I’ve been following the latest “Cato Unbound.” In this month’s lead essay, Roderick Long notes that defenders of the free market are often accused of being apologists for big business and shills for the corporate elite, and asks if this is a fair charge. His answer? No and yes. Matthew Yglesias, Steven Horwitz, and […]
Archive for the 'Politics' Category
My Legislation professor, Joshua Schwartz, is buddies with SCOTUS Nominee Samuel Alito. Below are some of the comments he made in class today about his friend.
“A very good guy that I am proud to call a friend.”
“Isn’t that great. ‘Hey dad, Sam Alitio was a Supreme Court Justice at your age - what are you […]
I thought I’d make my own contribution to the rumor mill surrounding Supreme Court Nominee Harriet Miers.
This morning I was talking with my Antitrust professor Richard J. Pierce, Jr. about Miers’ undergraduate degree in mathematics. He mentioned that GW’s Associate Dean for International and Comparative Legal Studies, Susan L. Karamanian, is “best friends” […]
According to Wonkette, a Gregory S. Paul, from Baltimore, MD, has published an article in the electronic Journal of Religion and Society studying the effects of religious beliefs on a society. As written up in the London Times under the title “Societies worse off ‘when they have God on their side’, Mr. Paul believes […]

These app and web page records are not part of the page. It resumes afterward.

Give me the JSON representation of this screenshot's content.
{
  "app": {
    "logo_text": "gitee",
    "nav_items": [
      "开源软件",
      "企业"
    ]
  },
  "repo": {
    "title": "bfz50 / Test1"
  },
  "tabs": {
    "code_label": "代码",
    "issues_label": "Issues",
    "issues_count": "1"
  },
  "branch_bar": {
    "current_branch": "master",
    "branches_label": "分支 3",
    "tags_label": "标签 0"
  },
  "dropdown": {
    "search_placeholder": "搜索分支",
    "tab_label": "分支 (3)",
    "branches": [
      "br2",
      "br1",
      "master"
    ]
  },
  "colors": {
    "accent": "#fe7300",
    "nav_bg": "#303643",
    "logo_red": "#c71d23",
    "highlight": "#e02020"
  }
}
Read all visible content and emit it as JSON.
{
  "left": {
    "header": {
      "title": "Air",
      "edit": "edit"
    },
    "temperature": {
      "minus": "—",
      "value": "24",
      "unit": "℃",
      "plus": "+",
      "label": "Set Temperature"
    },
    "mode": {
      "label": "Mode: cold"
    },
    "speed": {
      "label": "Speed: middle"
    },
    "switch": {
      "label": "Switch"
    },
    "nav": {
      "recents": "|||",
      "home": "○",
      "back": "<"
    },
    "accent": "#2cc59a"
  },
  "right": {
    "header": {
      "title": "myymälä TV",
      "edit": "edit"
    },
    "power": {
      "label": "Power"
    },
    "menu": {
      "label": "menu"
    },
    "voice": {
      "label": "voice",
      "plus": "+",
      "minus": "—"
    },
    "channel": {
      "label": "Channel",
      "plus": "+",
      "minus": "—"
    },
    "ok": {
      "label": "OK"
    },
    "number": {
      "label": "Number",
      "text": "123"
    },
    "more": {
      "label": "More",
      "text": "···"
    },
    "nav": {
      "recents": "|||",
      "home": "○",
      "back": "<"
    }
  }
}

Casey, Aly, and anyone else who got into our post-barbeque, post-beer, wide-ranging debate, I found a really interesting interview of Rene Girard which covers many of the topics we discussed.
Rene Girard is a prominent Roman Catholic conservative and emeritus professor of anthropology at Stanford University. The interview was conducted by Global Viewpoint editor Nathan […]
So, I’ve caught filibuster fever from fishkite. Hunting around to find the actual rules for Senate filibusters, I found this interesting bit:
In 1975, the Senate reduced the number of votes needed to invoke cloture to three-fifths (60) of Senate membership. At the same time, they made the filibuster “invisible” by requiring only that 41 […]
A new study from University of Wisconson journalism professor Dietram Scheufele shows that liberals who got much of their post 9/11 news from TV tended to show increased support for broading police powers, a typically conservative view. In contrast, newspaper reading tended to strengthen ideological positions on both sides: liberals became more liberal, and […]
Last Monday (11/22) I attended a speech by Tom Ridge, (now former) Director of the Department of Homeland Security (DHS). The speech was part of a conference at GWU for attorneys employed by the DHS. Law students were invited to attend Ridge’s speech. The auditorium was packed.
Ridge was quite an entertaining speaker. He began by […]
So, I’m sure you’re all eager to here the result of yesterday’s election. Well, the results were inconclusive. Apparently nobody got the over 40% of the vote that is required to win. But Tiffany and I got enough votes to make it to the runoff. That’s a small measure of success. The runoff is taking […]
Tomorrow is the 1L section rep elections, and I’m surprisingly nervous. I went to an regular SBA (student bar assoc.) meeting tonight and it helped me realized that I really want to do this.
I wish I had made more time to prepare my speech on Monday. Since I set the whole thing up with Banzhaf, […]